Take each line in the entries below that holds "photo" and show it.

Stored records:
________________________________________

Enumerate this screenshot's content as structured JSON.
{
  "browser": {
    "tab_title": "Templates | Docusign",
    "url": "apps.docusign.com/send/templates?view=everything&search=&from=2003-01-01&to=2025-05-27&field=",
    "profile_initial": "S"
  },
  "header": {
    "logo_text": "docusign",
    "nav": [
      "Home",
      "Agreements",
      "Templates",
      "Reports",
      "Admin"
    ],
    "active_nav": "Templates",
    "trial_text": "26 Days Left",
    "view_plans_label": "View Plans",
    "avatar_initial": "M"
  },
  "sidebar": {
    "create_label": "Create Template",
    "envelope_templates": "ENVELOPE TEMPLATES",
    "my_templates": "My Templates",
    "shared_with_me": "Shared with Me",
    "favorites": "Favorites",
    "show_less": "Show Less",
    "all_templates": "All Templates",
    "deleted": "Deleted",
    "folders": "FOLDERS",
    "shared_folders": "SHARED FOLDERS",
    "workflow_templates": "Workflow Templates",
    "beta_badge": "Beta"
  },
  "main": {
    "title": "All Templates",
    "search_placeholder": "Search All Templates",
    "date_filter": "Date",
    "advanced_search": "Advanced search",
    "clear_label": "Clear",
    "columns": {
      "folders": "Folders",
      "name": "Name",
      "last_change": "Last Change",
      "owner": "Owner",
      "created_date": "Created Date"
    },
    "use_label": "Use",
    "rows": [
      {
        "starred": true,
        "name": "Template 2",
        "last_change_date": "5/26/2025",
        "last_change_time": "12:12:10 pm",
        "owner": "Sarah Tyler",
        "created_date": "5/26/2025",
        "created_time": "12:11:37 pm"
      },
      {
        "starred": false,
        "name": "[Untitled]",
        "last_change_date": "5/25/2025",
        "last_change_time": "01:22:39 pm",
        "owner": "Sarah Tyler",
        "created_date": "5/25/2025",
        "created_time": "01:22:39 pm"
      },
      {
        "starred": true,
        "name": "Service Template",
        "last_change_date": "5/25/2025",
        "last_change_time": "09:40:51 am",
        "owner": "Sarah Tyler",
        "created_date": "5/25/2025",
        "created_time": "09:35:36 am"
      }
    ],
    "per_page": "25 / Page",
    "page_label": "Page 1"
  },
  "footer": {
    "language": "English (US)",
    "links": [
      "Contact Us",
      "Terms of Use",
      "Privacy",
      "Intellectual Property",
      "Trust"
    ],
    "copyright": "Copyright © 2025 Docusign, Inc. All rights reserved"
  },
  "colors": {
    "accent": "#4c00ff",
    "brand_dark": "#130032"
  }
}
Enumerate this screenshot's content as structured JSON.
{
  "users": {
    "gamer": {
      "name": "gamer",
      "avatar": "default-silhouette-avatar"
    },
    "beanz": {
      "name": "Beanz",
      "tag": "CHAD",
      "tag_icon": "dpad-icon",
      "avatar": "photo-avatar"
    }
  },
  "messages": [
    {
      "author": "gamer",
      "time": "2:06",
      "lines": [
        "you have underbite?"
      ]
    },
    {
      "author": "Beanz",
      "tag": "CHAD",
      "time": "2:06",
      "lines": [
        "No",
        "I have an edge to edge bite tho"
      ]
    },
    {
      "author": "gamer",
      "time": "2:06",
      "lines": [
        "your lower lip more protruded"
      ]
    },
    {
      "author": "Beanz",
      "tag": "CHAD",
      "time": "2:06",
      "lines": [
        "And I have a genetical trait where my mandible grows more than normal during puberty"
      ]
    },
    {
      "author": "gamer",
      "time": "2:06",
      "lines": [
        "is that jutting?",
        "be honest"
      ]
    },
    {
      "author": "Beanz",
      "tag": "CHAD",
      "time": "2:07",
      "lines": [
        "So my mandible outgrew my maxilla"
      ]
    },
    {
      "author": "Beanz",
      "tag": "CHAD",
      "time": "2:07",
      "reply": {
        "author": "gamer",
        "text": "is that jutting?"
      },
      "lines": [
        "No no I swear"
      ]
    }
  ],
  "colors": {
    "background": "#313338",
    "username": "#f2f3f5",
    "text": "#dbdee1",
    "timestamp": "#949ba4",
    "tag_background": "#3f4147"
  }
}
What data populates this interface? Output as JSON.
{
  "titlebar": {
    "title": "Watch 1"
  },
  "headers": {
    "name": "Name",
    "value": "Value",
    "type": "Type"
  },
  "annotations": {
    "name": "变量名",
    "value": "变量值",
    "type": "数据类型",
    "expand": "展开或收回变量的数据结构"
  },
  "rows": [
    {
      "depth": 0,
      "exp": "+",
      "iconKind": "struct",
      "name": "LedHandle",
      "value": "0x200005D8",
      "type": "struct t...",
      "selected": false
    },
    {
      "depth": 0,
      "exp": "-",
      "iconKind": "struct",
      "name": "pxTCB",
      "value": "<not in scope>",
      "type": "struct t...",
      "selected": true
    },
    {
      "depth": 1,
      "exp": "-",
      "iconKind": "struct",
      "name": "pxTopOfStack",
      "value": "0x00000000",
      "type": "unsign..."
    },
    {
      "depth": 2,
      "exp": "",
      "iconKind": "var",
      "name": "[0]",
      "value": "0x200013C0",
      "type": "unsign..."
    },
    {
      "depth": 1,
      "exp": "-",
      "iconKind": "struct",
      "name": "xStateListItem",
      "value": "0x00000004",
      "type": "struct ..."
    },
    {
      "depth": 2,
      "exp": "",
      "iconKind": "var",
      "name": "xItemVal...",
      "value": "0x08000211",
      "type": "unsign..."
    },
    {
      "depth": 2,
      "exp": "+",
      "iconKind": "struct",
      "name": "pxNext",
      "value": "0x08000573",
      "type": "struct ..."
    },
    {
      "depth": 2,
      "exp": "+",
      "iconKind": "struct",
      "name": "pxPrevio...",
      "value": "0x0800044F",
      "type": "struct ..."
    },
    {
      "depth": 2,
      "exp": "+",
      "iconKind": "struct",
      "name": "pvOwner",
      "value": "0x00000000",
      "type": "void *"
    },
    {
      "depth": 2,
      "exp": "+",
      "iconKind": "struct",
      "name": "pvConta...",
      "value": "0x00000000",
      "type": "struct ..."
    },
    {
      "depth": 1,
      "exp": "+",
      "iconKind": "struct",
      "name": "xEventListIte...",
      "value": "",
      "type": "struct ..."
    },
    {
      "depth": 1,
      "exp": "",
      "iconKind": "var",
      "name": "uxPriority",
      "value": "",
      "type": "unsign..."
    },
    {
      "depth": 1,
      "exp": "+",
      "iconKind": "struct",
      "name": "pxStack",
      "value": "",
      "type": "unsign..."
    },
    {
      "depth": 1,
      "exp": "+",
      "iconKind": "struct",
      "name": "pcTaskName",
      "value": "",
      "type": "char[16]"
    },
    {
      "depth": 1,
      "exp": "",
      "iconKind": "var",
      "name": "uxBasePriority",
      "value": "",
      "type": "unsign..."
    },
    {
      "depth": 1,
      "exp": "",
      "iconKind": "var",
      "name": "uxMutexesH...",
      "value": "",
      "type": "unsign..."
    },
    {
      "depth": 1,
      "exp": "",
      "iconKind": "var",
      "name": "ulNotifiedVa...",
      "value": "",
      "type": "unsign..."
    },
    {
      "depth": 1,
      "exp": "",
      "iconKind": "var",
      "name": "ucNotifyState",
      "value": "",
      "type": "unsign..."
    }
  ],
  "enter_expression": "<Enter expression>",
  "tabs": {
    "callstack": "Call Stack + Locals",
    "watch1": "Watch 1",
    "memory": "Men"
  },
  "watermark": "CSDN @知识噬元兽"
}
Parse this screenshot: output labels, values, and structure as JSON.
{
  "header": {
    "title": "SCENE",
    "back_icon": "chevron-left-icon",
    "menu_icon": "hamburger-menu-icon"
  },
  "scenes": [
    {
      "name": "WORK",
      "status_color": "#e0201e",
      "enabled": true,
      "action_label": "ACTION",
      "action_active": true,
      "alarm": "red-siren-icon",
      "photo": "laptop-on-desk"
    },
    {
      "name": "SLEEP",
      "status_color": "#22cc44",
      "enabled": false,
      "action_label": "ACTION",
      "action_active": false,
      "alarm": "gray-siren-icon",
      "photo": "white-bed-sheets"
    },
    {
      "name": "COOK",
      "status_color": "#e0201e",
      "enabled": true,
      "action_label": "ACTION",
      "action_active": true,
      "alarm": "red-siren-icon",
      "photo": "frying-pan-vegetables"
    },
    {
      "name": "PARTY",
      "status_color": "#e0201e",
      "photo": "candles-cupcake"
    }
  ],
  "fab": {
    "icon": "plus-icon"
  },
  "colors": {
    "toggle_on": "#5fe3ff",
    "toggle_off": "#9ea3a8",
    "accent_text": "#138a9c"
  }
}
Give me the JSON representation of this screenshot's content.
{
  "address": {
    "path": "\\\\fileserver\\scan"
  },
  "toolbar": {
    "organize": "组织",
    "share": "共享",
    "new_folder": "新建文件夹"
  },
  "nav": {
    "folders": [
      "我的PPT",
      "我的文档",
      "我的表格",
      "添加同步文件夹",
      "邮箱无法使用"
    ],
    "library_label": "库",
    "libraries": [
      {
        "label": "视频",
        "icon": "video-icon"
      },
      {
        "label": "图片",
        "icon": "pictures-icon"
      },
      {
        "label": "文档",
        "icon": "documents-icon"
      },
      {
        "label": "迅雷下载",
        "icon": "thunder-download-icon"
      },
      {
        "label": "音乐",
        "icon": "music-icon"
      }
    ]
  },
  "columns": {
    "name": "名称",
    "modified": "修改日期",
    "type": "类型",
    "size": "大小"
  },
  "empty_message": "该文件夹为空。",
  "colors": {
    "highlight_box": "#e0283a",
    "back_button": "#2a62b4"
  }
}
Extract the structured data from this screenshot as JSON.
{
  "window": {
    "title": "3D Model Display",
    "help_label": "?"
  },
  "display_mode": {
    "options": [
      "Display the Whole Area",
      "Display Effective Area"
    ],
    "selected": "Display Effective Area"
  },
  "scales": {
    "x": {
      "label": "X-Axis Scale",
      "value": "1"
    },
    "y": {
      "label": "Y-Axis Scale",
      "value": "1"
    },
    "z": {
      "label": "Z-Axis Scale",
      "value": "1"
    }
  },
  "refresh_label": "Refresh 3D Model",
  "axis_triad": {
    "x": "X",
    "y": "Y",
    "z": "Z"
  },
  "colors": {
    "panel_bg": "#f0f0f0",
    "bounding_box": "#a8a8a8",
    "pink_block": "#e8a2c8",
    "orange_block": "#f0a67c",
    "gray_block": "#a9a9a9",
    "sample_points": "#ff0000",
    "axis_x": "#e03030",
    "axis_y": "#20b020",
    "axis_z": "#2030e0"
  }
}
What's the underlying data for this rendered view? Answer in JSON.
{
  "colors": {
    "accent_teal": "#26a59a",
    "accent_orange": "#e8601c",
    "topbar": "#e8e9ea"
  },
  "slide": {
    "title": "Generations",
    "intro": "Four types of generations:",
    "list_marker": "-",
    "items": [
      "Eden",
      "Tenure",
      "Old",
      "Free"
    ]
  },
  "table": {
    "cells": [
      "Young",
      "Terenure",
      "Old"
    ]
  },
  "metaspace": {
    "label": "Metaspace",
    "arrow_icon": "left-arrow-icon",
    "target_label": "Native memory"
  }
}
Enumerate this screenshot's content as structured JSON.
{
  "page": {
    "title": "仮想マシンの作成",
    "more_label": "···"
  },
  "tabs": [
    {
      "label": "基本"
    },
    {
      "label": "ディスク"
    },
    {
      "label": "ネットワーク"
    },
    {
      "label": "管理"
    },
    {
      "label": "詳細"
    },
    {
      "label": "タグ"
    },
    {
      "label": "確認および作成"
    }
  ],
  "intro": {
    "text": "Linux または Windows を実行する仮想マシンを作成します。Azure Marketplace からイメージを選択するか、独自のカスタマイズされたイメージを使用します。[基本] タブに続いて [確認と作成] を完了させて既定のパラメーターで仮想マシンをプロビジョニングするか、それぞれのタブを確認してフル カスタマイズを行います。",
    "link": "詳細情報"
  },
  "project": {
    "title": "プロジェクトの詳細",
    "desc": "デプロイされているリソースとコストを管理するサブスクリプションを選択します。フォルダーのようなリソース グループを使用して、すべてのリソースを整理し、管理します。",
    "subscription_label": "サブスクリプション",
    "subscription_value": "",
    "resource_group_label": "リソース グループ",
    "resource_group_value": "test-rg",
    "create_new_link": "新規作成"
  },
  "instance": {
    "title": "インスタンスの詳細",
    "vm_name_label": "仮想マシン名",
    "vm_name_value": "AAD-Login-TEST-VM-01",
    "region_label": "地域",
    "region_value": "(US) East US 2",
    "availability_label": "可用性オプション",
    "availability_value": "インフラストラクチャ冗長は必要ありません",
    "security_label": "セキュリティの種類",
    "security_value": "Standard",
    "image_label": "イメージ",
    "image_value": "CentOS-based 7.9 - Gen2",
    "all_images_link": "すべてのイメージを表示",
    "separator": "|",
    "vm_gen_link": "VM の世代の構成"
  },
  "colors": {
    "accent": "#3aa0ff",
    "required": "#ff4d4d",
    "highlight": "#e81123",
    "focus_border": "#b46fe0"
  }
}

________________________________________

▸ Output:
      "avatar": "photo-avatar"
      "photo": "laptop-on-desk"
      "photo": "white-bed-sheets"
      "photo": "frying-pan-vegetables"
      "photo": "candles-cupcake"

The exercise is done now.